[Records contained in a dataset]
------------------------------------

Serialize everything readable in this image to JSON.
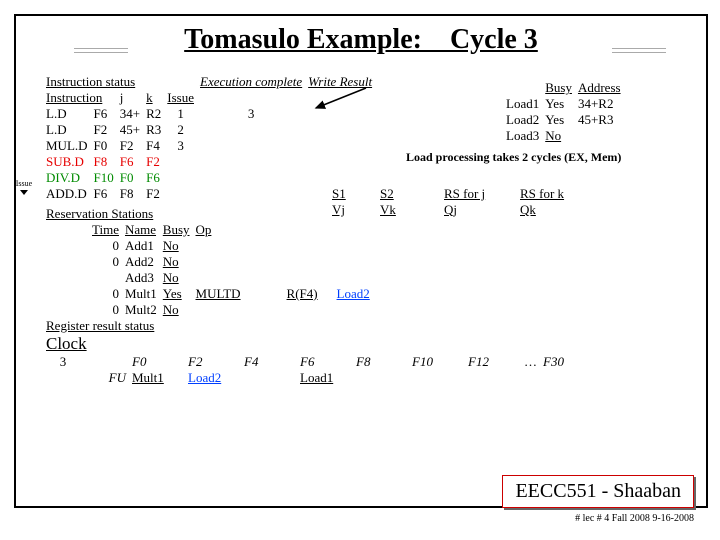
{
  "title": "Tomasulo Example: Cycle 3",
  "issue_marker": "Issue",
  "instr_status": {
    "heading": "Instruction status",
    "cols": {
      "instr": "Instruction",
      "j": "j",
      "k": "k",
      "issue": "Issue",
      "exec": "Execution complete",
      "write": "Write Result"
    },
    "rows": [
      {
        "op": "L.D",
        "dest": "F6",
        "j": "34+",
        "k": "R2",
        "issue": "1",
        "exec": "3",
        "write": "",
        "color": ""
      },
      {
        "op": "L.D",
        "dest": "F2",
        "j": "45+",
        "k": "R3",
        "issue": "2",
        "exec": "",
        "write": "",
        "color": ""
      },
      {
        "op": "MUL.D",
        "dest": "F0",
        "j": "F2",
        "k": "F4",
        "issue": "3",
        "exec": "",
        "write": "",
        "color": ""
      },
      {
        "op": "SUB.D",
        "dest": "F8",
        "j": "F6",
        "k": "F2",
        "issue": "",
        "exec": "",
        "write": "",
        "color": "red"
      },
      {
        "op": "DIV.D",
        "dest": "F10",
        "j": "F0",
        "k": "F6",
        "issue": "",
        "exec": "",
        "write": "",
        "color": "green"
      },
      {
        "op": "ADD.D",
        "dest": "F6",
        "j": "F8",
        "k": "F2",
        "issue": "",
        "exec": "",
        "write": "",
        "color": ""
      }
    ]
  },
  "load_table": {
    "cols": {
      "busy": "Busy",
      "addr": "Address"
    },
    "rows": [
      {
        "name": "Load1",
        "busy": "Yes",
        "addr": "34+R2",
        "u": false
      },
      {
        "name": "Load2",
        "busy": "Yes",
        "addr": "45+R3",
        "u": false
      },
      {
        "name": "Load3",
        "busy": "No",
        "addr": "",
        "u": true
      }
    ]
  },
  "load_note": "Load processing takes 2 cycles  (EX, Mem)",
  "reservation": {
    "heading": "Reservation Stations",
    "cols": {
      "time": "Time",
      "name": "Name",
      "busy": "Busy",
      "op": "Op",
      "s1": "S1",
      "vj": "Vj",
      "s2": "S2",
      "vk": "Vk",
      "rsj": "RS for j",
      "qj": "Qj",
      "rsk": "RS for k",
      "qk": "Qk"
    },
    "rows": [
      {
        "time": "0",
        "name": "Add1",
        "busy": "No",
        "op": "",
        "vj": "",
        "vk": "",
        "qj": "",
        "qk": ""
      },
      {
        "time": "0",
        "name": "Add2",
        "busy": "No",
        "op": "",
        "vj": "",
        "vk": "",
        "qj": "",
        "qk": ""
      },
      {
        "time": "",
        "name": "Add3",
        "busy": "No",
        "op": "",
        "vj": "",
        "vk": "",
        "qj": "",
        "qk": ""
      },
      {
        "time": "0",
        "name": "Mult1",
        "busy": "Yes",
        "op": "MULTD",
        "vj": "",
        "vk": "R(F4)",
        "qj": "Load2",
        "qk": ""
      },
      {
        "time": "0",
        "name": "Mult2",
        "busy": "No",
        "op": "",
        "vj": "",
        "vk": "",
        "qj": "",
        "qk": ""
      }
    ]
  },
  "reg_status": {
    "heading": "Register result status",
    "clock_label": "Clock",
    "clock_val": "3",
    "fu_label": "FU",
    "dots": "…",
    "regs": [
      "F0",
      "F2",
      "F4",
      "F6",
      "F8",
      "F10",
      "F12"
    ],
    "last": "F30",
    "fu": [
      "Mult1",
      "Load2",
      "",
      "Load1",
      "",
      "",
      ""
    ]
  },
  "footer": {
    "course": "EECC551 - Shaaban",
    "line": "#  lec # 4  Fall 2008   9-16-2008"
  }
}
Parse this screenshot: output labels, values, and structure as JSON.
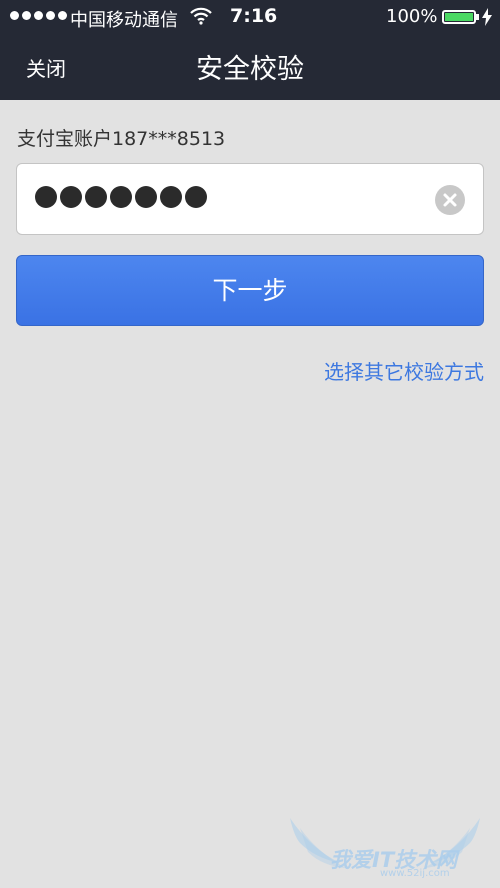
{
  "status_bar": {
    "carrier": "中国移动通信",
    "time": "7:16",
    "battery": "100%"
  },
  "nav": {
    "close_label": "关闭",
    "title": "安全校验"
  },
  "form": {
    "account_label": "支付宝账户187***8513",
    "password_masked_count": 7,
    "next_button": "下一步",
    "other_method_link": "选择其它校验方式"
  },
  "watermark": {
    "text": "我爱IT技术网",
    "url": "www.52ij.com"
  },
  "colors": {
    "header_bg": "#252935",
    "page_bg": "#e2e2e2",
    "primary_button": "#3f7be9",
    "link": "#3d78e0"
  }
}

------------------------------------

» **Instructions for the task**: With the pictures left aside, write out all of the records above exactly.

» **Task response**:
Serialize everything readable in this image to JSON.
{
  "title": "Tomasulo Example: Cycle 3",
  "issue_marker": "Issue",
  "instr_status": {
    "heading": "Instruction status",
    "cols": {
      "instr": "Instruction",
      "j": "j",
      "k": "k",
      "issue": "Issue",
      "exec": "Execution complete",
      "write": "Write Result"
    },
    "rows": [
      {
        "op": "L.D",
        "dest": "F6",
        "j": "34+",
        "k": "R2",
        "issue": "1",
        "exec": "3",
        "write": "",
        "color": ""
      },
      {
        "op": "L.D",
        "dest": "F2",
        "j": "45+",
        "k": "R3",
        "issue": "2",
        "exec": "",
        "write": "",
        "color": ""
      },
      {
        "op": "MUL.D",
        "dest": "F0",
        "j": "F2",
        "k": "F4",
        "issue": "3",
        "exec": "",
        "write": "",
        "color": ""
      },
      {
        "op": "SUB.D",
        "dest": "F8",
        "j": "F6",
        "k": "F2",
        "issue": "",
        "exec": "",
        "write": "",
        "color": "red"
      },
      {
        "op": "DIV.D",
        "dest": "F10",
        "j": "F0",
        "k": "F6",
        "issue": "",
        "exec": "",
        "write": "",
        "color": "green"
      },
      {
        "op": "ADD.D",
        "dest": "F6",
        "j": "F8",
        "k": "F2",
        "issue": "",
        "exec": "",
        "write": "",
        "color": ""
      }
    ]
  },
  "load_table": {
    "cols": {
      "busy": "Busy",
      "addr": "Address"
    },
    "rows": [
      {
        "name": "Load1",
        "busy": "Yes",
        "addr": "34+R2",
        "u": false
      },
      {
        "name": "Load2",
        "busy": "Yes",
        "addr": "45+R3",
        "u": false
      },
      {
        "name": "Load3",
        "busy": "No",
        "addr": "",
        "u": true
      }
    ]
  },
  "load_note": "Load processing takes 2 cycles  (EX, Mem)",
  "reservation": {
    "heading": "Reservation Stations",
    "cols": {
      "time": "Time",
      "name": "Name",
      "busy": "Busy",
      "op": "Op",
      "s1": "S1",
      "vj": "Vj",
      "s2": "S2",
      "vk": "Vk",
      "rsj": "RS for j",
      "qj": "Qj",
      "rsk": "RS for k",
      "qk": "Qk"
    },
    "rows": [
      {
        "time": "0",
        "name": "Add1",
        "busy": "No",
        "op": "",
        "vj": "",
        "vk": "",
        "qj": "",
        "qk": ""
      },
      {
        "time": "0",
        "name": "Add2",
        "busy": "No",
        "op": "",
        "vj": "",
        "vk": "",
        "qj": "",
        "qk": ""
      },
      {
        "time": "",
        "name": "Add3",
        "busy": "No",
        "op": "",
        "vj": "",
        "vk": "",
        "qj": "",
        "qk": ""
      },
      {
        "time": "0",
        "name": "Mult1",
        "busy": "Yes",
        "op": "MULTD",
        "vj": "",
        "vk": "R(F4)",
        "qj": "Load2",
        "qk": ""
      },
      {
        "time": "0",
        "name": "Mult2",
        "busy": "No",
        "op": "",
        "vj": "",
        "vk": "",
        "qj": "",
        "qk": ""
      }
    ]
  },
  "reg_status": {
    "heading": "Register result status",
    "clock_label": "Clock",
    "clock_val": "3",
    "fu_label": "FU",
    "dots": "…",
    "regs": [
      "F0",
      "F2",
      "F4",
      "F6",
      "F8",
      "F10",
      "F12"
    ],
    "last": "F30",
    "fu": [
      "Mult1",
      "Load2",
      "",
      "Load1",
      "",
      "",
      ""
    ]
  },
  "footer": {
    "course": "EECC551 - Shaaban",
    "line": "#  lec # 4  Fall 2008   9-16-2008"
  }
}
Parse this screenshot: output labels, values, and structure as JSON.
{
  "status_bar": {
    "carrier": "中国移动通信",
    "time": "7:16",
    "battery": "100%"
  },
  "nav": {
    "close_label": "关闭",
    "title": "安全校验"
  },
  "form": {
    "account_label": "支付宝账户187***8513",
    "password_masked_count": 7,
    "next_button": "下一步",
    "other_method_link": "选择其它校验方式"
  },
  "watermark": {
    "text": "我爱IT技术网",
    "url": "www.52ij.com"
  },
  "colors": {
    "header_bg": "#252935",
    "page_bg": "#e2e2e2",
    "primary_button": "#3f7be9",
    "link": "#3d78e0"
  }
}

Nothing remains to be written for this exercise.